We spend much of our time thinking about how attractive our customers look to us. The secret to shortening manufacturing sales cycles is to understand how attractive we look to our potential customers. Think about it. In meeting after meeting and spreadsheet after spreadsheet we analyze customers based on their purchase volume, profit margin, and product mix—celebrating those customers that buy a lot, pay a lot, or buy what we want to sell. In the same breath, we grumble about customers that require gobs of TLC but then don’t buy very much, spend very much, or order what we would like to sell. Read More →
It could be because of our academic roots. Or maybe it’s because we’re a research-driven company at heart. Either way, Vennli is full of book lovers. If a new book comes out related to our passions (business growth, decision-making, customer and market insights, and data analytics or visualization to name a few), we gobble it up.
If you’re feeling the mid-summer slump and need a little boost of inspiration, here are our top picks of new releases for your reading list. Grab a good book, brew, and enjoy the weather. Cheers! Read More →
The entire financial services industry is undergoing drastic changes. New technology, increased regulation, and expansion of digital channels have come together to create a really interesting time for retail banks.
You know this already. Read More →
“I’m not sure about naming competitors in our customer survey. Isn’t it risky to name potential replacements for our products?”
This question has come up from not just one but multiple customers over the past year. At first, I was somewhat surprised and thought it may be a unique aspect of certain industries. But the more it came up, the more apparent it became that this was a fairly widespread concern. Read More →
When I started as a brand manager at Kraft Foods, our focus was on driving consumption and shipments to retailers. We did this through increased advertising and effective in-store promotions.
We used data to drive decisions. We were focused.

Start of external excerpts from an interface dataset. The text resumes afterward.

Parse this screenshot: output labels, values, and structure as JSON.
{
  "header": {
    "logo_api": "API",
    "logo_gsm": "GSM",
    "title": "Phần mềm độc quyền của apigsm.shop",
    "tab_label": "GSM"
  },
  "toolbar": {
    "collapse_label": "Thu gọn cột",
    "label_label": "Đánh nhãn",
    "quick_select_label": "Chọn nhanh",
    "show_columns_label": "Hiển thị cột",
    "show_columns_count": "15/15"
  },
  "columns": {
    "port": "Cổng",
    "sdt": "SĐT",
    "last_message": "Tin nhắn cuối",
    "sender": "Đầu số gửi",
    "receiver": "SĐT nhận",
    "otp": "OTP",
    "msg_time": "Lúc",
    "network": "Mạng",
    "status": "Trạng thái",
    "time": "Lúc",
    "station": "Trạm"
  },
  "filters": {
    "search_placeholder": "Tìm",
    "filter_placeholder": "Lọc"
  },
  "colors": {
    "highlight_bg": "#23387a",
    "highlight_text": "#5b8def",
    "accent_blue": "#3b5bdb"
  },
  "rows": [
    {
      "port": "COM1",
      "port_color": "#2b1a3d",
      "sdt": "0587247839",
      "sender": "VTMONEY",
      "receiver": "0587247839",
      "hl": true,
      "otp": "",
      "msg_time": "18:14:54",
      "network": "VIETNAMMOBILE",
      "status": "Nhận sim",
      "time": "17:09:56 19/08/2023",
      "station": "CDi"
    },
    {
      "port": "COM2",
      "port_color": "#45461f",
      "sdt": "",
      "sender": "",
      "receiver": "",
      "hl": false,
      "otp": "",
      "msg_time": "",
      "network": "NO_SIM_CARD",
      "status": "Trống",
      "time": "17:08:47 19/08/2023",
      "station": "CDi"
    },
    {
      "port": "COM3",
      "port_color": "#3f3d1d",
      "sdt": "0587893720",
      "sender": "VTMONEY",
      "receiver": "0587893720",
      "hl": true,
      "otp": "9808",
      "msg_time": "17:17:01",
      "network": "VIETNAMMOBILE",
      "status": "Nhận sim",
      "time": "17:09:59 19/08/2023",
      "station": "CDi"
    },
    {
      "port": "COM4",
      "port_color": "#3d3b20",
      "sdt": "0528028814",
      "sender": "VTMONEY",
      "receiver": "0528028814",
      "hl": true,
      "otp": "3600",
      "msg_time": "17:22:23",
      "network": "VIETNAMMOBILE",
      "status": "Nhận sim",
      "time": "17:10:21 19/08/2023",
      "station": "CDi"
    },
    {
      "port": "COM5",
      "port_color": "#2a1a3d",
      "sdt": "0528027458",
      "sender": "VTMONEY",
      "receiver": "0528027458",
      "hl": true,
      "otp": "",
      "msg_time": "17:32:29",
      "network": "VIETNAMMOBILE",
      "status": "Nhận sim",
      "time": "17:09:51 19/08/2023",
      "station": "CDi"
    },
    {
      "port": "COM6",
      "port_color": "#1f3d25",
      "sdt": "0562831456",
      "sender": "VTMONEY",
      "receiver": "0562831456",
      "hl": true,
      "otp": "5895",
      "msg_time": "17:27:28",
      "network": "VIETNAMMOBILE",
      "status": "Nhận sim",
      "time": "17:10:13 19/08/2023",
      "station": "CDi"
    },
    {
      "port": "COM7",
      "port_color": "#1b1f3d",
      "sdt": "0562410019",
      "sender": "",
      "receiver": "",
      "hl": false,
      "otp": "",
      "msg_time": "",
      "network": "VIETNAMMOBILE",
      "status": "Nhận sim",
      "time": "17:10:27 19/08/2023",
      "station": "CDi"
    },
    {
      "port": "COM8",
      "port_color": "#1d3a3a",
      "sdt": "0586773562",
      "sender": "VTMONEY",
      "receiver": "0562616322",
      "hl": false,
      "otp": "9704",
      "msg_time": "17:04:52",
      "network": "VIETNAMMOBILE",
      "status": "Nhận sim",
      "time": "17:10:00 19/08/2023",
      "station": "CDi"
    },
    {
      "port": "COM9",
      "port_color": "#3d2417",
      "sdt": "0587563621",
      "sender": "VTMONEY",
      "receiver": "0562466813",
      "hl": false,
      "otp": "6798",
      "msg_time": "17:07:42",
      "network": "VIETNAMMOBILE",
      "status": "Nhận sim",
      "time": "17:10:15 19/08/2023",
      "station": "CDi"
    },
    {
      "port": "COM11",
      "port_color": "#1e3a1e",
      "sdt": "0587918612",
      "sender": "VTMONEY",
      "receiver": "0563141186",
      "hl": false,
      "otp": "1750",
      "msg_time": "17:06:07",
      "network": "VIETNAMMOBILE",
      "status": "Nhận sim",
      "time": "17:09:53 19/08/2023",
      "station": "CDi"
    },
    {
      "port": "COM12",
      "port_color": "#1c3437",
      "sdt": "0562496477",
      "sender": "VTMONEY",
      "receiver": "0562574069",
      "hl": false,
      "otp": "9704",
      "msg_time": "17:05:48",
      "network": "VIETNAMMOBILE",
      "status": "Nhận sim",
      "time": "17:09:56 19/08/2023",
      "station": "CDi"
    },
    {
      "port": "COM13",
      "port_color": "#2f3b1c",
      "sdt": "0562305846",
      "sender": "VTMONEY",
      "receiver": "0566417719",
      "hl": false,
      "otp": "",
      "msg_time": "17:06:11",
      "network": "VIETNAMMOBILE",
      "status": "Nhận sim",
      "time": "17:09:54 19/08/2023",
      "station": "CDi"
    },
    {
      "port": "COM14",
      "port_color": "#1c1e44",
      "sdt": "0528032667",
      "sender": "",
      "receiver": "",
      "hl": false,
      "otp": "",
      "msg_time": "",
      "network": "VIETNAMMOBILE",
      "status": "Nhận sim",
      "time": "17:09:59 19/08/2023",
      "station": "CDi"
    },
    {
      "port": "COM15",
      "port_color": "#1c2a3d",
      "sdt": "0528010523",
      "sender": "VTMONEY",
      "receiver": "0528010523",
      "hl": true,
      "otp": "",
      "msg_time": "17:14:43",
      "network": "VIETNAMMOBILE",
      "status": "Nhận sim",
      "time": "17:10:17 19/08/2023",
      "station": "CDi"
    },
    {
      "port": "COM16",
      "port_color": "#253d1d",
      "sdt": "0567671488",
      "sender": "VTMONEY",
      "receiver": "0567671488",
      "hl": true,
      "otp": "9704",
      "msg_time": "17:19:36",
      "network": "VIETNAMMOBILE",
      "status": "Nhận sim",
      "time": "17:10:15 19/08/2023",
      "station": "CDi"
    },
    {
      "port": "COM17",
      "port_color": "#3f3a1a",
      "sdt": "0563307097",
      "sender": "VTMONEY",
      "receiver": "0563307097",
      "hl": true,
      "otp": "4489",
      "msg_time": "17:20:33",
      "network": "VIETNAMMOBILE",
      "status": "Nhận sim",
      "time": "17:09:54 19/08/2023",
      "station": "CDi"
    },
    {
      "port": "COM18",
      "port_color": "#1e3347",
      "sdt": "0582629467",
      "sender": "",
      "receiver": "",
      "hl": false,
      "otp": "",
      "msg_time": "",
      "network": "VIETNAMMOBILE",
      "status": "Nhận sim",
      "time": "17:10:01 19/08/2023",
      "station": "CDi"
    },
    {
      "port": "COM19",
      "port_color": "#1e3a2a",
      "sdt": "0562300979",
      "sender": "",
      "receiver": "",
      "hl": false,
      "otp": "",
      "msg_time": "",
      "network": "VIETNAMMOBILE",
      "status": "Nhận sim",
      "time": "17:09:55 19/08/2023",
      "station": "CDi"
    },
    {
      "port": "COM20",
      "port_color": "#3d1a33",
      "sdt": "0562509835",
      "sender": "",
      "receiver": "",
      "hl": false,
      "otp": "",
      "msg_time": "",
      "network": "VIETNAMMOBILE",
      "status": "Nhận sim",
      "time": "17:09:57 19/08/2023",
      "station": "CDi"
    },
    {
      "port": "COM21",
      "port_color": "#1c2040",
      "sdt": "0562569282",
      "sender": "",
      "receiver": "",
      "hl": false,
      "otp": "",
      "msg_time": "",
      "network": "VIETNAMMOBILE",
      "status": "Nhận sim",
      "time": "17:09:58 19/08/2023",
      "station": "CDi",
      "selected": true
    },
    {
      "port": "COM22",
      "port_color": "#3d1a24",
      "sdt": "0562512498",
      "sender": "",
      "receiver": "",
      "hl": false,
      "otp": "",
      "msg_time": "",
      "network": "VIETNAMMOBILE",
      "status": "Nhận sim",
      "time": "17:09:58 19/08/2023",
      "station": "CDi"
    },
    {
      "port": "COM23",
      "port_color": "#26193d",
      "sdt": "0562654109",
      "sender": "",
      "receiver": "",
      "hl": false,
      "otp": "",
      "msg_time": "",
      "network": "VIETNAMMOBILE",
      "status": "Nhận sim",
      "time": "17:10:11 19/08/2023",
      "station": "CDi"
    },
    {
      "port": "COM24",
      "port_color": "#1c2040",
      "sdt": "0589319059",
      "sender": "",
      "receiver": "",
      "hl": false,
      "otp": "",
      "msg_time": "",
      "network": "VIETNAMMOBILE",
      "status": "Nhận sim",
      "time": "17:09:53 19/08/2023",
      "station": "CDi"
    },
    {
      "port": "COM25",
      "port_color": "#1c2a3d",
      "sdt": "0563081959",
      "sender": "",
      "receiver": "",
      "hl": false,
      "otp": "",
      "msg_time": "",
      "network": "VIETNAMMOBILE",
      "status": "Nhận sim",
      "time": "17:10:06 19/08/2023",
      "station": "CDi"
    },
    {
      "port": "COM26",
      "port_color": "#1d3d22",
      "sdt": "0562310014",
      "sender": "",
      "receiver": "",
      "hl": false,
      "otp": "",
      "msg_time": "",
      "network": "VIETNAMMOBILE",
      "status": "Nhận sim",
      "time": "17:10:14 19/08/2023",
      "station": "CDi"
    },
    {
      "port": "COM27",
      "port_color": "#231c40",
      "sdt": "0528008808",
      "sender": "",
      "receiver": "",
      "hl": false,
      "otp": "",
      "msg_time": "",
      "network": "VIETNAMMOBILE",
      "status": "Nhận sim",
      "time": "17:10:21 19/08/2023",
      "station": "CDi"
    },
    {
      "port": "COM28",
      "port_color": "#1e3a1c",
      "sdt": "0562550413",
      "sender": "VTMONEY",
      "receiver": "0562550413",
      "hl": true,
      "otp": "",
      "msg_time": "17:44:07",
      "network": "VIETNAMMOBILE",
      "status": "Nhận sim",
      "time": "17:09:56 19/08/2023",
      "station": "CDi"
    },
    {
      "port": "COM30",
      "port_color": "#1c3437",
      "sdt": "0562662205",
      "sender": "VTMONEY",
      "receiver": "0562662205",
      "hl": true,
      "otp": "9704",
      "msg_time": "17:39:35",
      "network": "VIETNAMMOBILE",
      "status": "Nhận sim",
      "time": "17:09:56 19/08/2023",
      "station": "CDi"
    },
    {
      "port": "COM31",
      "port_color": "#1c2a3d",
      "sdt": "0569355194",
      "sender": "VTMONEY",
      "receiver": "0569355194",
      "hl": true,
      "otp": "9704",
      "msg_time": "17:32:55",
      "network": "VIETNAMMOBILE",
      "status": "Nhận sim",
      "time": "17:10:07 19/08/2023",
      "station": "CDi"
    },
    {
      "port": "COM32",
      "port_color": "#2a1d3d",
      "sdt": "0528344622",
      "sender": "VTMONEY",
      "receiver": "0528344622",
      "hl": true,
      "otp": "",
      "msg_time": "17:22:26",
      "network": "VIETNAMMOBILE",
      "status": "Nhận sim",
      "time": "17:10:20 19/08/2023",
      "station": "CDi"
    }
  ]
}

Our scorecard was (and maybe still is) the weekly retail scanner data that informed us of how successful our programs were in the market. Religiously, every week, we looked at the consumption and shipment metrics. We monitored our advertising campaigns with the same rigor. How was TV performing compared to print or in-store? Was the mom-centric campaign outperforming the kid-centric campaign?
This was over a decade ago. Using data in marketing is not a new way of operating. Read More →